Truck crash injuries are on the rise. The most recent National Highway Traffic Safety Administration report found that truck crash injuries increased by 18 percent, from 88,000 reported injuries in 2011 to 104,000 in 2012. Truck accidents also led to nearly 4,000 deaths in 2012.
But what should those who may be injured in a truck accident consider know about their potential legal options? Here are a few points to consider:
You may be able to sue even if you were partially responsible for the accident. In many states, you may still be awarded compensation in a negligence lawsuit even for accidents in which you were partially at fault. In states that follow the pure comparative fault rule, you may still recover for a portion of your damages even if you were 99 percent at fault. More common, however, are states that follow a modified comparative fault rule in which those who are less than 50 percent responsible for their own injuries (51 percent in other states) can still recover for the portion of their damages caused by another party.
There are probably several potential defendants. In truck accident cases, the potential defendants often include more than just the driver of the truck. Other parties that may be sued include trucking companies, employers, and insurance companies.

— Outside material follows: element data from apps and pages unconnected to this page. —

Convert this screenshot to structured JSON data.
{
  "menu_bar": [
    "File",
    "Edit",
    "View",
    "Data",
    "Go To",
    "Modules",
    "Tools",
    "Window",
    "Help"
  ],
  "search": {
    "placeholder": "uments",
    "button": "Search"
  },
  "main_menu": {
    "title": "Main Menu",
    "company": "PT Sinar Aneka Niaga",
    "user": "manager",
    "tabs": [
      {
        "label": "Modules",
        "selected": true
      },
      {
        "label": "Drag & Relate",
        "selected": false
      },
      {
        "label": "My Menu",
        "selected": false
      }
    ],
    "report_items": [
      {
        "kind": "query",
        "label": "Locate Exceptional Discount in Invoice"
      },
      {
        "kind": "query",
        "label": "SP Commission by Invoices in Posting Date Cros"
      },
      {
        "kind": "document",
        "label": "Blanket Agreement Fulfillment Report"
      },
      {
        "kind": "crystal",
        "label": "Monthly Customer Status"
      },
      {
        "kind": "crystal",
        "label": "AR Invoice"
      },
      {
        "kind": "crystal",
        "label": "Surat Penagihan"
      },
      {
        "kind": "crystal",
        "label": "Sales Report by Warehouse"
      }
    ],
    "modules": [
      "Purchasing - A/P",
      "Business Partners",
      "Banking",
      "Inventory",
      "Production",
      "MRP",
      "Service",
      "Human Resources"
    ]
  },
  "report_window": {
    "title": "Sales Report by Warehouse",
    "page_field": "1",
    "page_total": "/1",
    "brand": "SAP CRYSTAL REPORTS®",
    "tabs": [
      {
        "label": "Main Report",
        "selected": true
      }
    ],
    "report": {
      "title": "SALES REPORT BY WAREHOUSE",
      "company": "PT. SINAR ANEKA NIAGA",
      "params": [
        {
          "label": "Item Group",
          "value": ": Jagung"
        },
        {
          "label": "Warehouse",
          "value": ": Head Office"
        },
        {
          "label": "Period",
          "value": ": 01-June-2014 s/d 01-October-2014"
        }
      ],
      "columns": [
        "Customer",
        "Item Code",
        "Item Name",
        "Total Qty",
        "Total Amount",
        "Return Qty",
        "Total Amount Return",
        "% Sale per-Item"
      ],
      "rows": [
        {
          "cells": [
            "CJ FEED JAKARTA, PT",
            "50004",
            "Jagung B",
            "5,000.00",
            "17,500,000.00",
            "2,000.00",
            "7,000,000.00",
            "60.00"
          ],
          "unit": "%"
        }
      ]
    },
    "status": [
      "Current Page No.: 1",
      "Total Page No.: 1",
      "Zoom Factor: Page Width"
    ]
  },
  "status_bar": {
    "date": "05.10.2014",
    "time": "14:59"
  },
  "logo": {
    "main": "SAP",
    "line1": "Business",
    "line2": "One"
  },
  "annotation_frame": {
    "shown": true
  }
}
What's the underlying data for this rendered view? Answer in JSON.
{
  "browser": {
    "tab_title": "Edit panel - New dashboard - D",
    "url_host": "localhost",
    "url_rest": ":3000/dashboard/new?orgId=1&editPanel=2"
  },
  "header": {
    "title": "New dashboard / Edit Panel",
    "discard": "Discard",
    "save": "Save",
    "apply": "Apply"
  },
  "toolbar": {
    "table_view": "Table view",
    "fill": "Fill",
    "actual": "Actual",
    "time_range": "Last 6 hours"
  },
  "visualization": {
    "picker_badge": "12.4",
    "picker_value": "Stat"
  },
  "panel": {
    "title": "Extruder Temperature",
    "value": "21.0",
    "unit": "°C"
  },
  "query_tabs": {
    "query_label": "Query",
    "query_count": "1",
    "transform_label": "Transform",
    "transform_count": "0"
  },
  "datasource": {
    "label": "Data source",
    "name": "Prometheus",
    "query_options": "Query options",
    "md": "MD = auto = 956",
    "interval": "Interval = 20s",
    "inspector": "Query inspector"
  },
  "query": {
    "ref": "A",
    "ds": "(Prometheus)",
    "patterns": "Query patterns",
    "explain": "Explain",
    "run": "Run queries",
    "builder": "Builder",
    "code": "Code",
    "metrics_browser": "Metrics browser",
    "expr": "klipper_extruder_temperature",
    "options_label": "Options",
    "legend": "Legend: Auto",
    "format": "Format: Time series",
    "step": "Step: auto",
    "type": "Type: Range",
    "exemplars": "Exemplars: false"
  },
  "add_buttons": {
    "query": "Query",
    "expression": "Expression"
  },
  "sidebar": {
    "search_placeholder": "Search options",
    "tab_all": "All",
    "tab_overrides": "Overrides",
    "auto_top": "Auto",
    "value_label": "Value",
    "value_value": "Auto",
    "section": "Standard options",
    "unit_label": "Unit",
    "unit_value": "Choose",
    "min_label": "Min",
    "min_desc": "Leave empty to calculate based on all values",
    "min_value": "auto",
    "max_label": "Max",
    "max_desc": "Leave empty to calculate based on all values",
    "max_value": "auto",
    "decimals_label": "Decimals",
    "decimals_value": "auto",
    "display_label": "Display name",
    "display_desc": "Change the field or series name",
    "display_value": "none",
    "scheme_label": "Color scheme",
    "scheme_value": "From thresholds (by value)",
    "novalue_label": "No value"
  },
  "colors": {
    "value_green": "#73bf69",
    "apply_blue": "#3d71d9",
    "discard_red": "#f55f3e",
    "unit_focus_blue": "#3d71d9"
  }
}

Your recovery may depend on the severity of your injuries. If an accident is relatively minor or no serious injuries were suffered by those involved, it may be difficult to prove other damages such as pain, mental suffering, or loss of companionship.